Tom is a member of the Microsoft SQL Server Development Customer Advisory Team and a program manager for the SQL Server development organization. The Customer Advisory Team works on the most interesting SQL Server problems and challenges that customers face around the world. Tom and his colleagues have developed a methodology that uses waits and queues to systematically track down and resolve customers' SQL Server performance problems. The methodology uses several SQL Server sources to analyze the aggregate effect that various waittypes and other queues have on an application's performance. (For details about what waits and queues are, please see the article.) Why is this performance-tuning method so important? Two reasons: The methodology will inevitably lead to performance improvements in various parts of your applications, and it's the first truly new SQL Server 2000 performance-tuning information that I've run across in several years.
In my opinion, any practical information about performance tuning is exciting. Although the basic ideas in Tom's article aren't new, he's pulled together a comprehensive resource that describes all the waittypes you might see in sysprocesses. He describes what the waittypes mean and, even more importantly, describes how to interpret the waittypes in a real-world performance-tuning scenario. Very cool.

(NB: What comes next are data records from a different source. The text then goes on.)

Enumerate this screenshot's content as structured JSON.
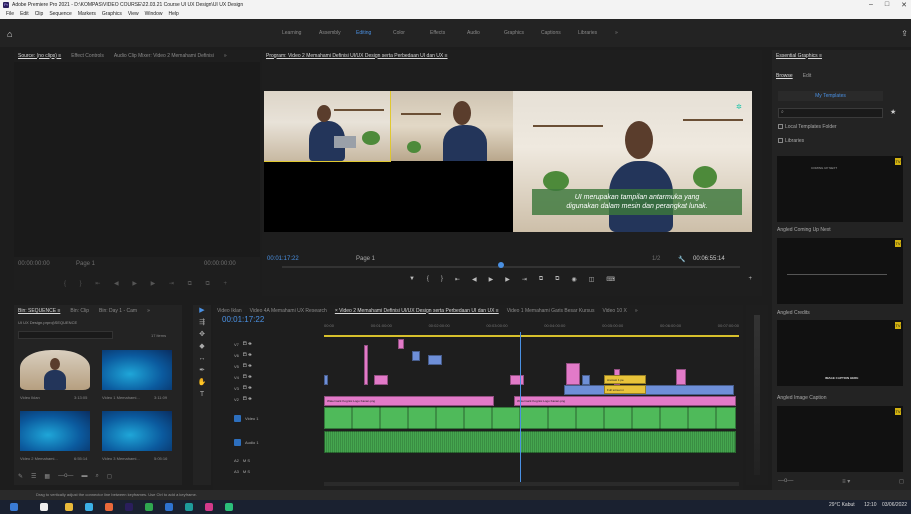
{
  "window": {
    "title": "Adobe Premiere Pro 2021 - D:\\KOMPAS\\VIDEO COURSE\\22.03.21 Course UI UX Design\\UI UX Design",
    "logo_text": "Pr",
    "minimize": "–",
    "maximize": "□",
    "close": "✕"
  },
  "menu": [
    "File",
    "Edit",
    "Clip",
    "Sequence",
    "Markers",
    "Graphics",
    "View",
    "Window",
    "Help"
  ],
  "workspaces": {
    "items": [
      "Learning",
      "Assembly",
      "Editing",
      "Color",
      "Effects",
      "Audio",
      "Graphics",
      "Captions",
      "Libraries"
    ],
    "active": "Editing",
    "more": "»"
  },
  "source_panel": {
    "tabs": [
      "Source: (no clips) ≡",
      "Effect Controls",
      "Audio Clip Mixer: Video 2 Memahami Definisi",
      "»"
    ],
    "timecode_left": "00:00:00:00",
    "timecode_right": "00:00:00:00",
    "page": "Page 1"
  },
  "program_panel": {
    "title": "Program: Video 2 Memahami Definisi UI/UX Design serta Perbedaan UI dan UX  ≡",
    "timecode": "00:01:17:22",
    "page": "Page 1",
    "fit": "1/2",
    "duration": "00:06:55:14",
    "caption_line1": "UI merupakan tampilan antarmuka yang",
    "caption_line2": "digunakan dalam mesin dan perangkat lunak."
  },
  "essential_graphics": {
    "title": "Essential Graphics  ≡",
    "tabs": [
      "Browse",
      "Edit"
    ],
    "my_templates": "My Templates",
    "local_folder": "Local Templates Folder",
    "libraries": "Libraries",
    "templates": [
      {
        "label": "Angled Coming Up Next",
        "thumb_text": "COMING UP NEXT"
      },
      {
        "label": "Angled Credits",
        "thumb_text": ""
      },
      {
        "label": "Angled Image Caption",
        "thumb_text": "IMAGE CAPTION HERE"
      },
      {
        "label": "",
        "thumb_text": ""
      }
    ],
    "badge": "TV"
  },
  "project_panel": {
    "tabs": [
      "Bin: SEQUENCE ≡",
      "Bin: Clip",
      "Bin: Day 1 - Cam",
      "»"
    ],
    "path": "UI UX Design.prproj\\SEQUENCE",
    "items_count": "17 items",
    "thumbs": [
      {
        "name": "Video Iklan",
        "duration": "3:13:05",
        "kind": "person"
      },
      {
        "name": "Video 1 Memahami...",
        "duration": "3:11:09",
        "kind": "blue"
      },
      {
        "name": "Video 2 Memahami...",
        "duration": "6:55:14",
        "kind": "blue"
      },
      {
        "name": "Video 3 Memahami...",
        "duration": "5:05:16",
        "kind": "blue"
      }
    ]
  },
  "timeline": {
    "tabs": [
      "Video Iklan",
      "Video 4A Memahami UX Research",
      "× Video 2 Memahami Definisi UI/UX Design serta Perbedaan UI dan UX ≡",
      "Video 1 Memahami Garis Besar Kursus",
      "Video 10 X",
      "»"
    ],
    "active_tab": "× Video 2 Memahami Definisi UI/UX Design serta Perbedaan UI dan UX ≡",
    "timecode": "00:01:17:22",
    "ruler": [
      "00:00",
      "00:01:00:00",
      "00:02:00:00",
      "00:03:00:00",
      "00:04:00:00",
      "00:05:00:00",
      "00:06:00:00",
      "00:07:00:00"
    ],
    "video_tracks": [
      "V7",
      "V6",
      "V5",
      "V4",
      "V3",
      "V2",
      "V1"
    ],
    "audio_tracks": [
      "A1",
      "A2",
      "A3"
    ],
    "v1_label": "Video 1",
    "a1_label": "Audio 1",
    "watermark_text": "Watermark Kognisi Logo Kanan.png",
    "yellow_clip_1": "Anotasi 1 pe",
    "yellow_clip_2": "Full screen n"
  },
  "status": {
    "hint": "Drag to vertically adjust the connector line between keyframes. Use Ctrl to add a keyframe."
  },
  "taskbar": {
    "weather": "29°C  Kabut",
    "time": "12:10",
    "date": "03/06/2022"
  },
  "colors": {
    "accent": "#4a90e2",
    "clip_pink": "#e27ac8",
    "clip_blue": "#6e8fd8",
    "clip_yellow": "#e8c33a",
    "clip_green": "#4fba5a"
  }
}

Since the article came out in January, the Customer Advisory Team's methodology has been invaluable to me when analyzing dozens of performance problems. If you've already read and acted on Tom's January article, good for you. If you haven't, take the time to read and consider the information it contains. If analyzing waits and queues information can help me solve performance problems, it can help you, too.